The diversity of aboveground vegetation of the herb-dwarf shrub layer and seedlings from the soil seed bank in the thickets of invasive shrub Sorbaria sorbifolia was evaluated in urbanized forests of the city of Yekaterinburg (the Middle Urals, Russia). Geobotanical relevés and identification of seedlings from the soil seed bank were performed in different forest communities: thickets of invasive S. sorbifolia, thickets of native Rubus idaeus, and in forest communities without S. sorbifolia and R. idaeus. The effect observed in the presence of S. sorbifolia was as follows: the abundance of aboveground vegetation in the herb-dwarf shrub layer was lower by a factor of 10-20 or more; the taxonomic richness of the herb-dwarf shrub layer in the relevé (α-diversity), by a factor of 6-8; and the total number of species recorded in the community group (γ-diversity), by a factor of 3. The disappearance of species under S. sorbifolia was selective.
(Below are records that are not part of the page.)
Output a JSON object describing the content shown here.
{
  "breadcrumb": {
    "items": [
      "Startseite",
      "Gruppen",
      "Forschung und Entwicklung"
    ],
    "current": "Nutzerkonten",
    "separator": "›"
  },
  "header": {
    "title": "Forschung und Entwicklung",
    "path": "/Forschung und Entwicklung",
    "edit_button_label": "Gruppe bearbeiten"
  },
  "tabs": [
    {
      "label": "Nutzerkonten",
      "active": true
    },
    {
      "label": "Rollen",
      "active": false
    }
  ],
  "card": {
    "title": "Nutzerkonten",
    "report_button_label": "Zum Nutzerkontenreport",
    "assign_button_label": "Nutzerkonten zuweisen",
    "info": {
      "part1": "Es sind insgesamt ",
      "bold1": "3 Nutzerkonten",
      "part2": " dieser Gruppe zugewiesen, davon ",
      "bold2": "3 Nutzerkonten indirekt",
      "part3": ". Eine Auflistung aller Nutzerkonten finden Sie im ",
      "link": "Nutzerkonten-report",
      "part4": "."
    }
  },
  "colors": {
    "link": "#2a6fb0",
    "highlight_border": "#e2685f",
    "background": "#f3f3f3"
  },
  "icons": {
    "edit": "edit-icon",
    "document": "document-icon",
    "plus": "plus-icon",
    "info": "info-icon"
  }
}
Relatively light-loving and relatively dry-loving species disappeared first, while more shade-loving and moisture-loving species were relatively resistant. The taxonomic richness and abundance of seedlings from the soil seed bank did not change depending on the abundance of S. sorbifolia. Approximately half of the identified seedling taxa were typical forest plants, while the others were only specific for the seed bank and did not occur in the vegetative state. It is concluded that the influence of S. sorbifolia on the vegetation of subordinate layers is due primarily to the direct competitive and habitat-transforming effect of the living S. sorbifolia phytomass.